And, progressivism’s method of choice for all this improvement is the vehicle of “big government”. What other institution can carry out such a massive project. And who has the time or patience for cultural change or to let markets sort it all out. Besides, only government allows the use of force.
Of course, as Will implies, the method of expanding government is the expansion of “rights” or entitlements and the declaration that only government is capable of ensuring their fulfillment. This flows directly from the Wilsonian idea that it is government’s job, as society evolved, to identify, enable and protect new “rights” as they emerged.
He repudiated the Founders’ idea that government is instituted to protect pre-existing and timeless natural rights, promising “the re-definition of these rights in terms of a changing and growing social order.”
The result, as William Voegeli correctly identifies it, is government’s “right to discover new rights.” The result is preordained:
“Liberalism’s protean understanding of rights,” [Voegeli] says, “complicates and ultimately dooms the idea of a principled refusal to elevate any benefit that we would like people to enjoy to the status of an inviolable right.” Needs breed rights to have the needs addressed, to the point that Lyndon Johnson, an FDR protege, promised that government would provide Americans with “purpose” and “meaning.”
Although progressivism’s ever-lengthening list of rights is as limitless as human needs/desires, one right that never makes the list is the right to keep some inviolable portion of one’s private wealth or income, “regardless,” Voegeli says, “of the lofty purposes social reformers wish to make of it.”
Lacking a limiting principle, progressivism cannot say how big the welfare state should be but must always say that it should be bigger than it currently is. Furthermore, by making a welfare state a fountain of rights requisite for democracy, progressives in effect declare that democratic deliberation about the legitimacy of the welfare state is illegitimate.
How many time have you heard the international criticism of the US for not having a national health service? That’s symptomatic of Will’s last point. Progressivisim, or at least the European equivalent, has had its way in Europe and we see the result today. Will correctly identifies the fatal flaw of progressivism – the lack of a limiting principle. Instead, progressivism sees the job of government in an ever expanding role of catering to almost any need or desire it can imagine and make a “right”. The most recent government invented right is the right to health care. The fact that the fulfillment of that “right” involves the labor, time and abilities of others doesn’t seem to register with progressives. Having identified the right and legislated it into existence, it is simply the role of those others, forced by the state, to fulfill that new right.
All of this, of course, leads to the inevitable conclusion – such a system is unsustainable:

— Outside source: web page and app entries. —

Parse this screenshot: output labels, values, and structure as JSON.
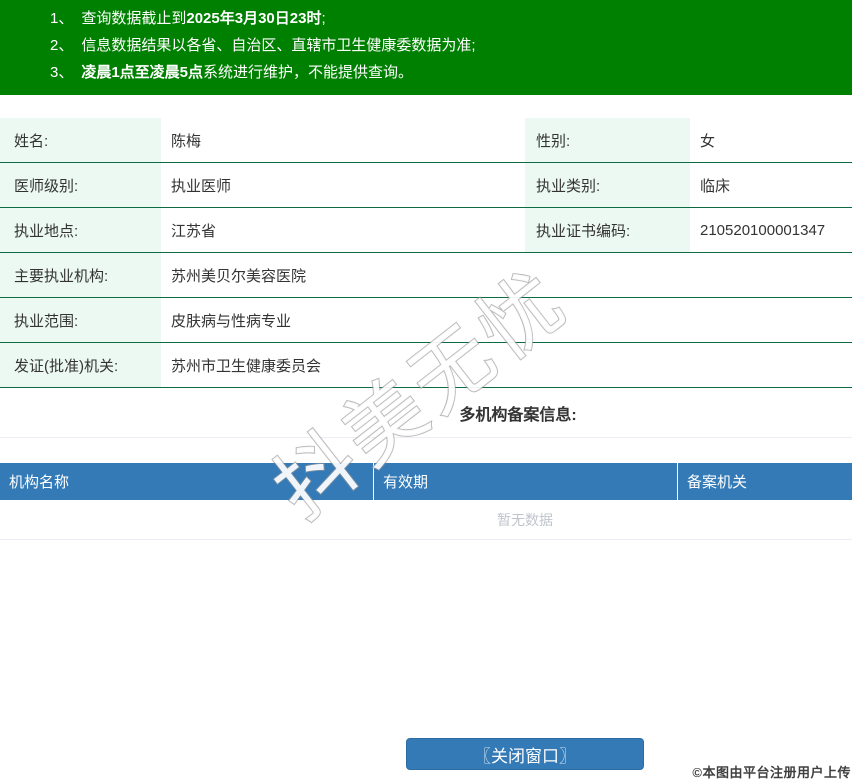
{
  "colors": {
    "notice_bg": "#008000",
    "row_border": "#0d6b43",
    "label_bg": "#ecf9f2",
    "text": "#333333",
    "header_blue": "#337ab7",
    "button_blue": "#337ab7",
    "button_border": "#2d6da3",
    "empty_text": "#c0c4cc",
    "light_border": "#ebeef5"
  },
  "notice": {
    "lines": [
      {
        "num": "1、",
        "pre": "查询数据截止到",
        "bold": "2025年3月30日23时",
        "post": ";"
      },
      {
        "num": "2、",
        "pre": "信息数据结果以各省、自治区、直辖市卫生健康委数据为准;",
        "bold": "",
        "post": ""
      },
      {
        "num": "3、",
        "pre": "",
        "bold": "凌晨1点至凌晨5点",
        "post": "系统进行维护，不能提供查询。"
      }
    ]
  },
  "profile": {
    "rows": [
      {
        "label1": "姓名:",
        "value1": "陈梅",
        "label2": "性别:",
        "value2": "女"
      },
      {
        "label1": "医师级别:",
        "value1": "执业医师",
        "label2": "执业类别:",
        "value2": "临床"
      },
      {
        "label1": "执业地点:",
        "value1": "江苏省",
        "label2": "执业证书编码:",
        "value2": "210520100001347"
      },
      {
        "label1": "主要执业机构:",
        "value1": "苏州美贝尔美容医院"
      },
      {
        "label1": "执业范围:",
        "value1": "皮肤病与性病专业"
      },
      {
        "label1": "发证(批准)机关:",
        "value1": "苏州市卫生健康委员会"
      }
    ]
  },
  "filing": {
    "heading": "多机构备案信息:",
    "columns": [
      "机构名称",
      "有效期",
      "备案机关"
    ],
    "empty_text": "暂无数据"
  },
  "footer": {
    "close_button": "〖关闭窗口〗"
  },
  "watermark": {
    "text": "抖美无忧"
  },
  "attribution": "©本图由平台注册用户上传"
}
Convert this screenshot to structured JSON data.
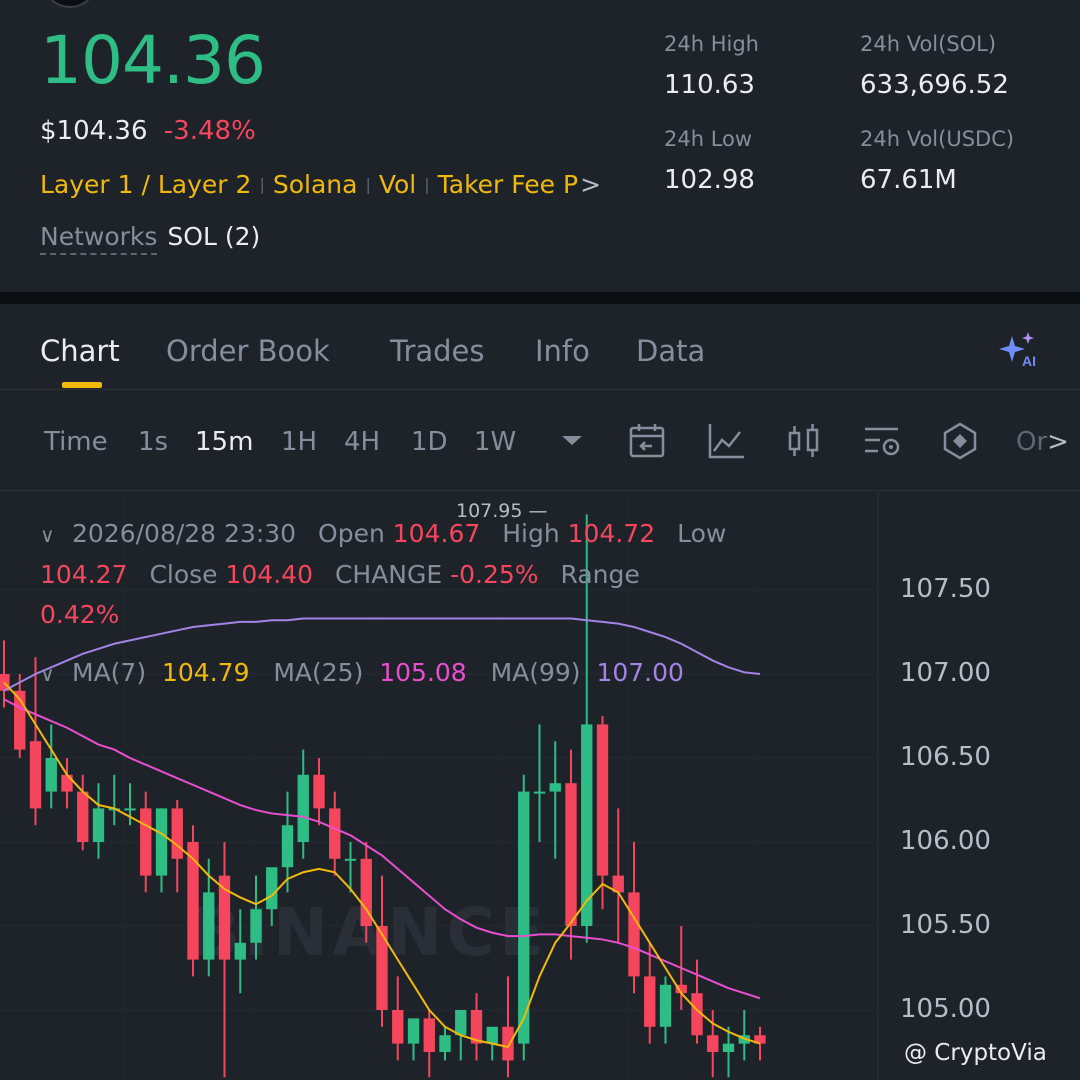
{
  "ticker": {
    "last_price": "104.36",
    "fiat_price": "$104.36",
    "change_pct": "-3.48%",
    "tags": [
      "Layer 1 / Layer 2",
      "Solana",
      "Vol",
      "Taker Fee P"
    ],
    "networks_label": "Networks",
    "networks_value": "SOL (2)"
  },
  "stats": {
    "high_label": "24h High",
    "high_value": "110.63",
    "low_label": "24h Low",
    "low_value": "102.98",
    "vol_base_label": "24h Vol(SOL)",
    "vol_base_value": "633,696.52",
    "vol_quote_label": "24h Vol(USDC)",
    "vol_quote_value": "67.61M"
  },
  "tabs": [
    {
      "label": "Chart",
      "active": true
    },
    {
      "label": "Order Book",
      "active": false
    },
    {
      "label": "Trades",
      "active": false
    },
    {
      "label": "Info",
      "active": false
    },
    {
      "label": "Data",
      "active": false
    }
  ],
  "timeframes": {
    "time": "Time",
    "t1s": "1s",
    "t15m": "15m",
    "t1h": "1H",
    "t4h": "4H",
    "t1d": "1D",
    "t1w": "1W",
    "active": "15m"
  },
  "tools": {
    "more": "Or",
    "icons": [
      "calendar-back-icon",
      "indicator-line-icon",
      "candle-type-icon",
      "chart-settings-icon",
      "drawing-tool-icon"
    ]
  },
  "ohlc": {
    "datetime": "2026/08/28 23:30",
    "open_label": "Open",
    "open": "104.67",
    "high_label": "High",
    "high": "104.72",
    "low_label": "Low",
    "low": "104.27",
    "close_label": "Close",
    "close": "104.40",
    "change_label": "CHANGE",
    "change": "-0.25%",
    "range_label": "Range",
    "range": "0.42%"
  },
  "ma": {
    "ma7_label": "MA(7)",
    "ma7": "104.79",
    "ma25_label": "MA(25)",
    "ma25": "105.08",
    "ma99_label": "MA(99)",
    "ma99": "107.00"
  },
  "y_axis": [
    "107.50",
    "107.00",
    "106.50",
    "106.00",
    "105.50",
    "105.00"
  ],
  "peak_label": "107.95",
  "watermark": "BINANCE",
  "credit": "@ CryptoVia",
  "colors": {
    "up": "#2ebd85",
    "down": "#f6465d",
    "accent": "#f0b90b",
    "ma7": "#f0b90b",
    "ma25": "#e84fcf",
    "ma99": "#a383e6",
    "bg": "#1e2229"
  },
  "chart_data": {
    "type": "candlestick",
    "y_range": [
      104.6,
      107.95
    ],
    "candles": [
      {
        "o": 107.0,
        "h": 107.2,
        "c": 106.9,
        "l": 106.8
      },
      {
        "o": 106.9,
        "h": 107.0,
        "c": 106.55,
        "l": 106.5
      },
      {
        "o": 106.6,
        "h": 107.1,
        "c": 106.2,
        "l": 106.1
      },
      {
        "o": 106.3,
        "h": 106.7,
        "c": 106.5,
        "l": 106.2
      },
      {
        "o": 106.4,
        "h": 106.5,
        "c": 106.3,
        "l": 106.2
      },
      {
        "o": 106.3,
        "h": 106.4,
        "c": 106.0,
        "l": 105.95
      },
      {
        "o": 106.0,
        "h": 106.35,
        "c": 106.2,
        "l": 105.9
      },
      {
        "o": 106.2,
        "h": 106.4,
        "c": 106.2,
        "l": 106.1
      },
      {
        "o": 106.2,
        "h": 106.35,
        "c": 106.2,
        "l": 106.1
      },
      {
        "o": 106.2,
        "h": 106.3,
        "c": 105.8,
        "l": 105.7
      },
      {
        "o": 105.8,
        "h": 106.2,
        "c": 106.2,
        "l": 105.7
      },
      {
        "o": 106.2,
        "h": 106.25,
        "c": 105.9,
        "l": 105.7
      },
      {
        "o": 106.0,
        "h": 106.1,
        "c": 105.3,
        "l": 105.2
      },
      {
        "o": 105.3,
        "h": 105.9,
        "c": 105.7,
        "l": 105.2
      },
      {
        "o": 105.8,
        "h": 106.0,
        "c": 105.3,
        "l": 104.6
      },
      {
        "o": 105.3,
        "h": 105.6,
        "c": 105.4,
        "l": 105.1
      },
      {
        "o": 105.4,
        "h": 105.8,
        "c": 105.6,
        "l": 105.3
      },
      {
        "o": 105.6,
        "h": 105.8,
        "c": 105.85,
        "l": 105.5
      },
      {
        "o": 105.85,
        "h": 106.3,
        "c": 106.1,
        "l": 105.7
      },
      {
        "o": 106.0,
        "h": 106.55,
        "c": 106.4,
        "l": 105.9
      },
      {
        "o": 106.4,
        "h": 106.5,
        "c": 106.2,
        "l": 106.1
      },
      {
        "o": 106.2,
        "h": 106.3,
        "c": 105.9,
        "l": 105.8
      },
      {
        "o": 105.9,
        "h": 106.0,
        "c": 105.9,
        "l": 105.7
      },
      {
        "o": 105.9,
        "h": 106.0,
        "c": 105.5,
        "l": 105.4
      },
      {
        "o": 105.5,
        "h": 105.8,
        "c": 105.0,
        "l": 104.9
      },
      {
        "o": 105.0,
        "h": 105.2,
        "c": 104.8,
        "l": 104.7
      },
      {
        "o": 104.8,
        "h": 104.9,
        "c": 104.95,
        "l": 104.7
      },
      {
        "o": 104.95,
        "h": 105.0,
        "c": 104.75,
        "l": 104.6
      },
      {
        "o": 104.75,
        "h": 104.9,
        "c": 104.85,
        "l": 104.7
      },
      {
        "o": 104.85,
        "h": 105.0,
        "c": 105.0,
        "l": 104.7
      },
      {
        "o": 105.0,
        "h": 105.1,
        "c": 104.8,
        "l": 104.7
      },
      {
        "o": 104.8,
        "h": 104.9,
        "c": 104.9,
        "l": 104.7
      },
      {
        "o": 104.9,
        "h": 105.2,
        "c": 104.7,
        "l": 104.6
      },
      {
        "o": 104.8,
        "h": 106.4,
        "c": 106.3,
        "l": 104.7
      },
      {
        "o": 106.3,
        "h": 106.7,
        "c": 106.3,
        "l": 106.0
      },
      {
        "o": 106.3,
        "h": 106.6,
        "c": 106.35,
        "l": 105.9
      },
      {
        "o": 106.35,
        "h": 106.55,
        "c": 105.5,
        "l": 105.3
      },
      {
        "o": 105.5,
        "h": 107.95,
        "c": 106.7,
        "l": 105.4
      },
      {
        "o": 106.7,
        "h": 106.75,
        "c": 105.8,
        "l": 105.6
      },
      {
        "o": 105.8,
        "h": 106.2,
        "c": 105.7,
        "l": 105.4
      },
      {
        "o": 105.7,
        "h": 106.0,
        "c": 105.2,
        "l": 105.1
      },
      {
        "o": 105.2,
        "h": 105.4,
        "c": 104.9,
        "l": 104.8
      },
      {
        "o": 104.9,
        "h": 105.2,
        "c": 105.15,
        "l": 104.8
      },
      {
        "o": 105.15,
        "h": 105.5,
        "c": 105.1,
        "l": 105.0
      },
      {
        "o": 105.1,
        "h": 105.3,
        "c": 104.85,
        "l": 104.8
      },
      {
        "o": 104.85,
        "h": 105.0,
        "c": 104.75,
        "l": 104.6
      },
      {
        "o": 104.75,
        "h": 104.9,
        "c": 104.8,
        "l": 104.6
      },
      {
        "o": 104.8,
        "h": 105.0,
        "c": 104.85,
        "l": 104.7
      },
      {
        "o": 104.85,
        "h": 104.9,
        "c": 104.8,
        "l": 104.7
      }
    ],
    "ma7": [
      106.95,
      106.85,
      106.7,
      106.55,
      106.4,
      106.3,
      106.22,
      106.2,
      106.15,
      106.1,
      106.05,
      105.98,
      105.9,
      105.8,
      105.72,
      105.67,
      105.63,
      105.68,
      105.78,
      105.82,
      105.84,
      105.82,
      105.72,
      105.6,
      105.45,
      105.3,
      105.15,
      105.0,
      104.9,
      104.85,
      104.82,
      104.8,
      104.78,
      104.95,
      105.2,
      105.4,
      105.52,
      105.65,
      105.75,
      105.7,
      105.55,
      105.4,
      105.25,
      105.1,
      105.0,
      104.92,
      104.87,
      104.83,
      104.8
    ],
    "ma25": [
      106.85,
      106.8,
      106.76,
      106.72,
      106.68,
      106.63,
      106.58,
      106.55,
      106.5,
      106.46,
      106.42,
      106.38,
      106.34,
      106.3,
      106.26,
      106.22,
      106.19,
      106.17,
      106.16,
      106.15,
      106.12,
      106.08,
      106.04,
      105.98,
      105.92,
      105.84,
      105.76,
      105.68,
      105.6,
      105.54,
      105.49,
      105.46,
      105.44,
      105.44,
      105.45,
      105.45,
      105.44,
      105.43,
      105.42,
      105.4,
      105.37,
      105.33,
      105.29,
      105.25,
      105.21,
      105.17,
      105.13,
      105.1,
      105.07
    ],
    "ma99": [
      106.9,
      106.95,
      107.0,
      107.04,
      107.08,
      107.12,
      107.15,
      107.18,
      107.2,
      107.22,
      107.24,
      107.26,
      107.28,
      107.29,
      107.3,
      107.31,
      107.31,
      107.32,
      107.32,
      107.33,
      107.33,
      107.33,
      107.33,
      107.33,
      107.33,
      107.33,
      107.33,
      107.33,
      107.33,
      107.33,
      107.33,
      107.33,
      107.33,
      107.33,
      107.33,
      107.33,
      107.33,
      107.32,
      107.31,
      107.3,
      107.28,
      107.25,
      107.22,
      107.18,
      107.13,
      107.08,
      107.04,
      107.01,
      107.0
    ]
  }
}
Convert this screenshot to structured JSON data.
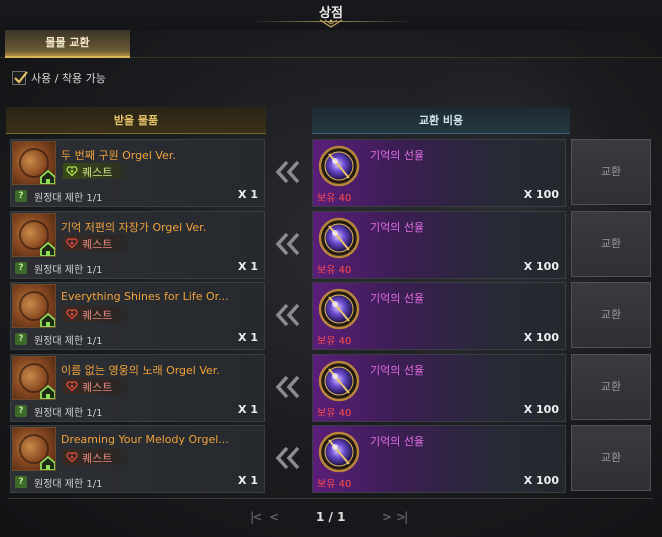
{
  "window": {
    "title": "상점"
  },
  "tabs": [
    {
      "label": "물물 교환",
      "active": true
    }
  ],
  "filter": {
    "label": "사용 / 착용 가능",
    "checked": true
  },
  "columns": {
    "reward": "받을 물품",
    "cost": "교환 비용"
  },
  "rows": [
    {
      "name": "두 번째 구원 Orgel Ver.",
      "quest_label": "퀘스트",
      "quest_style": "green",
      "limit": "원정대 제한 1/1",
      "reward_qty": "X 1",
      "cost_name": "기억의 선율",
      "owned": "보유 40",
      "cost_qty": "X 100",
      "button": "교환"
    },
    {
      "name": "기억 저편의 자장가 Orgel Ver.",
      "quest_label": "퀘스트",
      "quest_style": "red",
      "limit": "원정대 제한 1/1",
      "reward_qty": "X 1",
      "cost_name": "기억의 선율",
      "owned": "보유 40",
      "cost_qty": "X 100",
      "button": "교환"
    },
    {
      "name": "Everything Shines for Life Or...",
      "quest_label": "퀘스트",
      "quest_style": "red",
      "limit": "원정대 제한 1/1",
      "reward_qty": "X 1",
      "cost_name": "기억의 선율",
      "owned": "보유 40",
      "cost_qty": "X 100",
      "button": "교환"
    },
    {
      "name": "이름 없는 영웅의 노래 Orgel Ver.",
      "quest_label": "퀘스트",
      "quest_style": "red",
      "limit": "원정대 제한 1/1",
      "reward_qty": "X 1",
      "cost_name": "기억의 선율",
      "owned": "보유 40",
      "cost_qty": "X 100",
      "button": "교환"
    },
    {
      "name": "Dreaming Your Melody Orgel...",
      "quest_label": "퀘스트",
      "quest_style": "red",
      "limit": "원정대 제한 1/1",
      "reward_qty": "X 1",
      "cost_name": "기억의 선율",
      "owned": "보유 40",
      "cost_qty": "X 100",
      "button": "교환"
    }
  ],
  "pager": {
    "first": "|<",
    "prev": "<",
    "text": "1 / 1",
    "next": ">",
    "last": ">|"
  },
  "icons": {
    "reward": "music-sheet-icon",
    "house": "house-icon",
    "heart": "heart-quest-icon",
    "help": "question-icon",
    "arrows": "double-chevron-left-icon",
    "cost": "melody-orb-icon"
  },
  "colors": {
    "accent_gold": "#d9b45a",
    "item_orange": "#f2a23c",
    "cost_purple": "#e36ee6",
    "owned_red": "#ff4a4a"
  }
}
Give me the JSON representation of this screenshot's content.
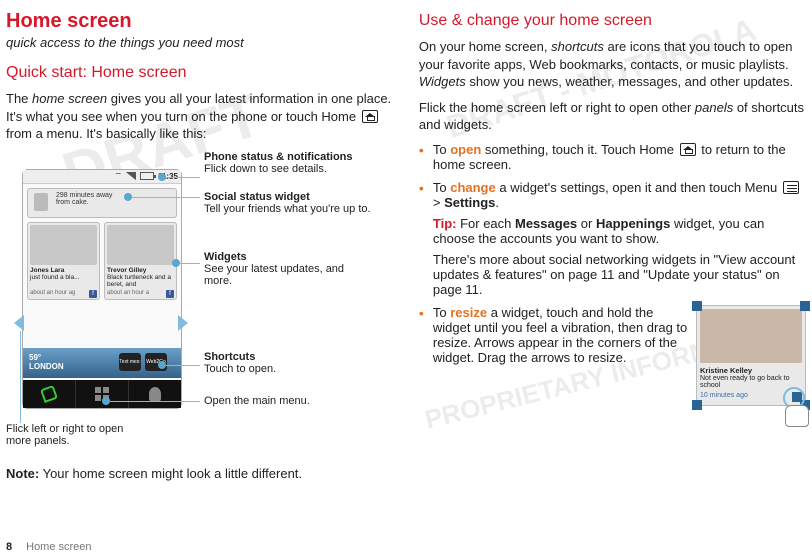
{
  "page": {
    "number": "8",
    "section": "Home screen"
  },
  "left": {
    "h1": "Home screen",
    "sub": "quick access to the things you need most",
    "h2": "Quick start: Home screen",
    "p1a": "The ",
    "p1b": "home screen",
    "p1c": " gives you all your latest information in one place. It's what you see when you turn on the phone or touch Home ",
    "p1d": " from a menu. It's basically like this:",
    "note_lbl": "Note:",
    "note_txt": " Your home screen might look a little different.",
    "phone": {
      "clock": "11:35",
      "social": {
        "line1": "298 minutes away",
        "line2": "from cake."
      },
      "card1": {
        "name": "Jones Lara",
        "line": "just found a bla...",
        "time": "about an hour ag"
      },
      "card2": {
        "name": "Trevor Gilley",
        "line": "Black turtleneck and a beret, and",
        "time": "about an hour a"
      },
      "weather": {
        "temp": "59°",
        "city": "LONDON",
        "s1": "Text mes:",
        "s2": "Web2Go"
      }
    },
    "callouts": {
      "c1t": "Phone status & notifications",
      "c1d": "Flick down to see details.",
      "c2t": "Social status widget",
      "c2d": "Tell your friends what you're up to.",
      "c3t": "Widgets",
      "c3d": "See your latest updates, and more.",
      "c4t": "Shortcuts",
      "c4d": "Touch to open.",
      "c5": "Open the main menu.",
      "c6": "Flick left or right to open more panels."
    }
  },
  "right": {
    "h2": "Use & change your home screen",
    "p1a": "On your home screen, ",
    "p1b": "shortcuts",
    "p1c": " are icons that you touch to open your favorite apps, Web bookmarks, contacts, or music playlists. ",
    "p1d": "Widgets",
    "p1e": " show you news, weather, messages, and other updates.",
    "p2a": "Flick the home screen left or right to open other ",
    "p2b": "panels",
    "p2c": " of shortcuts and widgets.",
    "b1a": "To ",
    "b1b": "open",
    "b1c": " something, touch it. Touch Home ",
    "b1d": " to return to the home screen.",
    "b2a": "To ",
    "b2b": "change",
    "b2c": " a widget's settings, open it and then touch Menu ",
    "b2d": " > ",
    "b2e": "Settings",
    "b2f": ".",
    "tip_lbl": "Tip:",
    "tip_a": " For each ",
    "tip_b": "Messages",
    "tip_c": " or ",
    "tip_d": "Happenings",
    "tip_e": " widget, you can choose the accounts you want to show.",
    "p3": "There's more about social networking widgets in \"View account updates & features\" on page 11 and \"Update your status\" on page 11.",
    "b3a": "To ",
    "b3b": "resize",
    "b3c": " a widget, touch and hold the widget until you feel a vibration, then drag to resize. Arrows appear in the corners of the widget. Drag the arrows to resize.",
    "mini": {
      "name": "Kristine Kelley",
      "line": "Not even ready to go back to school",
      "time": "10 minutes ago"
    }
  },
  "watermarks": {
    "w1": "DRAFT",
    "w2": "DRAFT - MOTOROLA",
    "w3": "PROPRIETARY INFORMATION"
  }
}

“By blackening the skies with crisscrossing dollars,” Voegeli says, the welfare state encourages people “to believe an impossibility: that every household can be a net importer of the wealth redistributed by the government.” But the welfare state’s problem, today becoming vivid, is socialism’s problem, as Margaret Thatcher defined it: Socialist governments “always run out of other people’s money.”
[ad] Empty ad slot (#1)!